What Is Creosote?
Creosote is a byproduct that’s formed as the smoke, vapor, gas, and other minerals and particles in wood cool and condensate in the chimney system. This byproduct of wood combustion can settle and stick to the walls of the smoke chamber, chimney liner, or stovepipe, building up, fire after fire.
What’s So Dangerous About Creosote?
Creosote settles in the form of a brown or black deposit that’s crusty, flaky, tar-like, drippy, sticky, shiny, or hardened.
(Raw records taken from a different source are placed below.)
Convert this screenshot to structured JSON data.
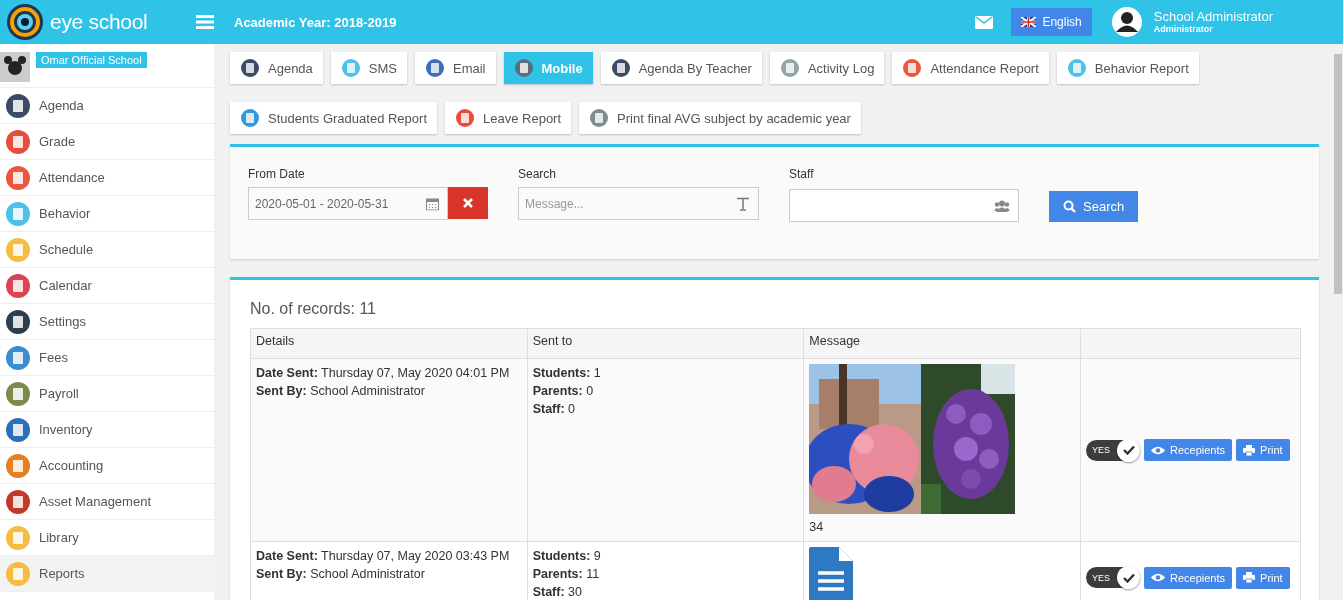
{
  "brand": {
    "name": "eye school"
  },
  "header": {
    "academic_year": "Academic Year: 2018-2019",
    "language": "English",
    "user_name": "School Administrator",
    "user_role": "Administrator"
  },
  "sidebar": {
    "school": "Omar Official School",
    "items": [
      {
        "label": "Agenda",
        "selected": false
      },
      {
        "label": "Grade",
        "selected": false
      },
      {
        "label": "Attendance",
        "selected": false
      },
      {
        "label": "Behavior",
        "selected": false
      },
      {
        "label": "Schedule",
        "selected": false
      },
      {
        "label": "Calendar",
        "selected": false
      },
      {
        "label": "Settings",
        "selected": false
      },
      {
        "label": "Fees",
        "selected": false
      },
      {
        "label": "Payroll",
        "selected": false
      },
      {
        "label": "Inventory",
        "selected": false
      },
      {
        "label": "Accounting",
        "selected": false
      },
      {
        "label": "Asset Management",
        "selected": false
      },
      {
        "label": "Library",
        "selected": false
      },
      {
        "label": "Reports",
        "selected": true
      }
    ]
  },
  "tabs": [
    {
      "label": "Agenda",
      "selected": false
    },
    {
      "label": "SMS",
      "selected": false
    },
    {
      "label": "Email",
      "selected": false
    },
    {
      "label": "Mobile",
      "selected": true
    },
    {
      "label": "Agenda By Teacher",
      "selected": false
    },
    {
      "label": "Activity Log",
      "selected": false
    },
    {
      "label": "Attendance Report",
      "selected": false
    },
    {
      "label": "Behavior Report",
      "selected": false
    },
    {
      "label": "Students Graduated Report",
      "selected": false
    },
    {
      "label": "Leave Report",
      "selected": false
    },
    {
      "label": "Print final AVG subject by academic year",
      "selected": false
    }
  ],
  "filters": {
    "from_date": {
      "label": "From Date",
      "value": "2020-05-01 - 2020-05-31"
    },
    "search": {
      "label": "Search",
      "placeholder": "Message..."
    },
    "staff": {
      "label": "Staff"
    },
    "search_button": "Search"
  },
  "records": {
    "count": "No. of records: 11",
    "columns": [
      "Details",
      "Sent to",
      "Message"
    ],
    "rows": [
      {
        "date_label": "Date Sent:",
        "date": "Thursday 07, May 2020 04:01 PM",
        "by_label": "Sent By:",
        "by": "School Administrator",
        "students_label": "Students:",
        "students": "1",
        "parents_label": "Parents:",
        "parents": "0",
        "staff_label": "Staff:",
        "staff": "0",
        "kind": "photos",
        "message_text": "34",
        "toggle": "YES",
        "toggle_on": true,
        "recipients": "Recepients",
        "print": "Print"
      },
      {
        "date_label": "Date Sent:",
        "date": "Thursday 07, May 2020 03:43 PM",
        "by_label": "Sent By:",
        "by": "School Administrator",
        "students_label": "Students:",
        "students": "9",
        "parents_label": "Parents:",
        "parents": "11",
        "staff_label": "Staff:",
        "staff": "30",
        "kind": "document",
        "toggle": "YES",
        "toggle_on": true,
        "recipients": "Recepients",
        "print": "Print"
      }
    ]
  }
}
While all types of creosote are highly flammable and can cause a chimney fire, one type is particularly dangerous: level 3 or third-degree glazed creosote.
Level 3 glazed creosote is the result of layer upon layer of creosote buildup, and is dangerous for the following reasons:
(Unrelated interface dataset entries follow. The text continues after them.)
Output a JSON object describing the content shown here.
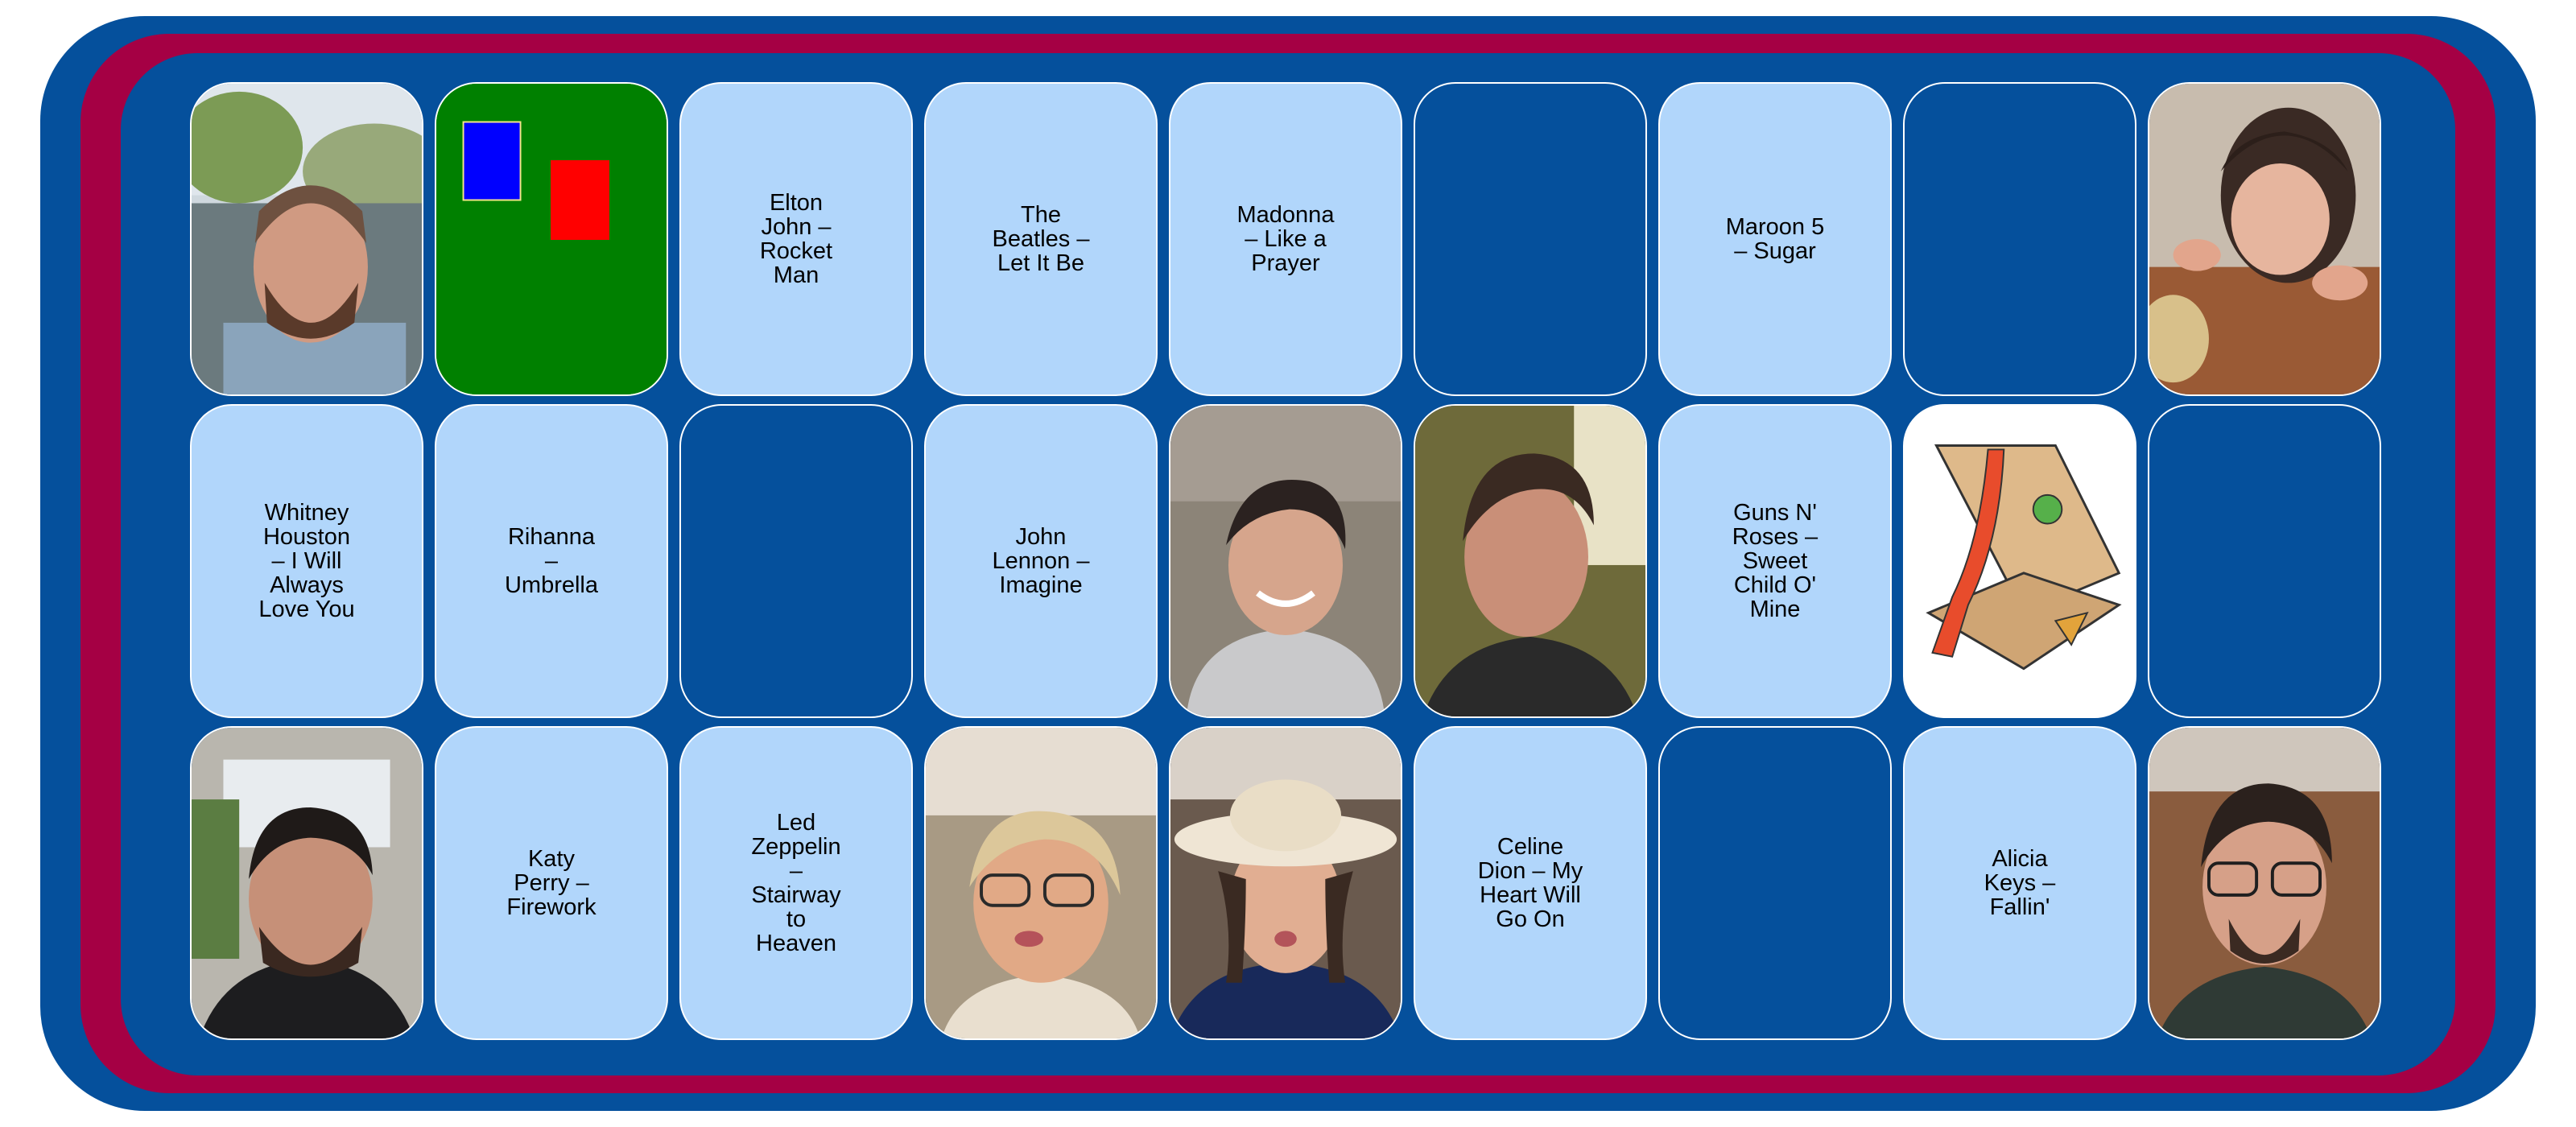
{
  "palette": {
    "frame_blue": "#05509c",
    "frame_red": "#a50044",
    "card_light_blue": "#b1d6fb",
    "card_border": "#ffffff"
  },
  "board": {
    "rows": 3,
    "columns": 9,
    "cards": [
      {
        "type": "photo",
        "icon": "photo-bearded-man-outdoors"
      },
      {
        "type": "color-swatch",
        "icon": "blue-red-cards-on-green"
      },
      {
        "type": "song",
        "label": "Elton John – Rocket Man"
      },
      {
        "type": "song",
        "label": "The Beatles – Let It Be"
      },
      {
        "type": "song",
        "label": "Madonna – Like a Prayer"
      },
      {
        "type": "blank"
      },
      {
        "type": "song",
        "label": "Maroon 5 – Sugar"
      },
      {
        "type": "blank"
      },
      {
        "type": "photo",
        "icon": "photo-smiling-woman-table"
      },
      {
        "type": "song",
        "label": "Whitney Houston – I Will Always Love You"
      },
      {
        "type": "song",
        "label": "Rihanna – Umbrella"
      },
      {
        "type": "blank"
      },
      {
        "type": "song",
        "label": "John Lennon – Imagine"
      },
      {
        "type": "photo",
        "icon": "photo-smiling-person-hoodie"
      },
      {
        "type": "photo",
        "icon": "photo-young-man-portrait"
      },
      {
        "type": "song",
        "label": "Guns N' Roses – Sweet Child O' Mine"
      },
      {
        "type": "illustration",
        "icon": "pizza-box-illustration"
      },
      {
        "type": "blank"
      },
      {
        "type": "photo",
        "icon": "photo-man-kiss-face"
      },
      {
        "type": "song",
        "label": "Katy Perry – Firework"
      },
      {
        "type": "song",
        "label": "Led Zeppelin – Stairway to Heaven"
      },
      {
        "type": "photo",
        "icon": "photo-blonde-woman-glasses"
      },
      {
        "type": "photo",
        "icon": "photo-woman-cowboy-hat"
      },
      {
        "type": "song",
        "label": "Celine Dion – My Heart Will Go On"
      },
      {
        "type": "blank"
      },
      {
        "type": "song",
        "label": "Alicia Keys – Fallin'"
      },
      {
        "type": "photo",
        "icon": "photo-man-glasses-smiling"
      }
    ]
  }
}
- Glazed creosote is corrosive and can damage the chimney liner, stove pipe, or smoke chamber walls.
- Glazed creosote can reduce the size of the flue as it builds up, slowing the exit of smoke, gas, and other byproducts of combustion, and leading to a polluted air supply in your home, a poorly performing appliance, and even more creosote buildup.
- Glazed creosote can easily ignite and cause a chimney fire, which can destroy the chimney and quickly spread to other areas of the home.
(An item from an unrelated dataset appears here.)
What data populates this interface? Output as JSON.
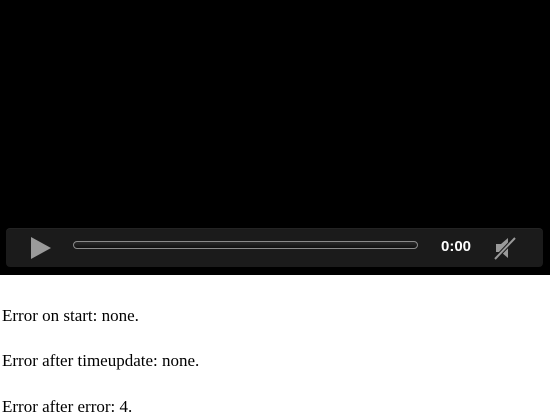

What Can I Do To Prevent Creosote?
While it’s not possible to completely eradicate creosote problems, there are some things you can do to prevent high levels of creosote production and buildup.
- Make sure your damper is fully opened when your fireplace is in use and that your chimney has enough make-up air to achieve proper draft. Why? The longer the smoke lingers in your chimney flue due to a partially opened damper or poor draft, the more likely you are to have creosote buildup. Additionally, keeping your glass fireplace doors open when the fire is going can help prevent air restriction and creosote buildup.
- Only burn seasoned (properly dried) wood. Unseasoned or green wood contains more moisture and doesn’t burn as completely as seasoned wood, and as a result, it leads to a greater production of creosote.
- Prep your flue by lighting a rolled up newspaper and holding it up in the flue prior to lighting a fire in the fireplace. Cool flue temperatures can encourage creosote buildup, so by warming the flue before your light the fire, you can help prevent the formation of some of that creosote.
- Avoid overloading the firebox of your wood stove, as this can also contribute to creosote buildup.
How Is Creosote Removed?
While some types of creosote can be removed during a normal chimney sweeping service, level 3 creosote cannot be removed using traditional chimney sweeping rods and methods without a little help.
Here at The Chimney Doctor, we use the industry’s safest and most effective creosote removal products to remove even the toughest, most stubborn creosote. Here’s a little bit about each of the products we use and how they work:
- PCR (Poultice Creosote Removal) — PCR is a ChimneySaver product that’s proven to effectively remove level 3 or third degree glazed creosote quickly and safely. The product is applied to the creosote using a sprayer, brush, or specialized tool, and dissolves and absorbs the creosote into itself. Once dry, the product falls and flakes off of the walls of the flue, stove pipe, or smoke chamber, taking down the creosote with it. Any remaining residue can then easily be removed using traditional chimney sweeping tools and methods.
- Cre-Away — Cre-Away is a ChimneySaver product that modifies the makeup of glazed or third degree creosote, reducing its flammability and corrosive properties. Once this powder is applied to the creosote, it begins to neutralize its acidic nature. Next, Cre-Away absorbs the oils and moisture present and reduces creosote’s flammability. Finally, a catalyst in the product works to break down the creosote into a char that can be easily removed by our chimney sweeping rods, brushes, and tools.
When Should Creosote Be Removed?
Because of the dangers creosote poses, it should be removed before you light up the first fire of the season. In fact, we recommend having your chimney swept at the end of the burn season, so that creosote can be removed quickly and isn’t given the entire summer to damage your chimney system and lead to unpleasant smells in your home. This will also reduce your chances of a creosote-related chimney fire and ensure that your chimney is clean, clear, and ready to go on an unexpectedly chilly night.
Creosote Problem? We’ll Take Care Of It!
Creosote significantly increases your chance of a chimney fire, so don’t wait to have your chimney system cleaned. Make annual sweepings and inspections a priority in your home, and let the Chimney Safety Institute of America (CSIA)-certified chimney sweeps here at The Chimney Doctor keep your chimney in good health. We can remove even the toughest creosote so you can enjoy a safer, healthier, more comfortable home and fireside experience, year after year.
Is creosote a problem in your chimney? Call 970-234-3330 or fill out our online appointment request form to have your chimney inspected and cleaned ASAP!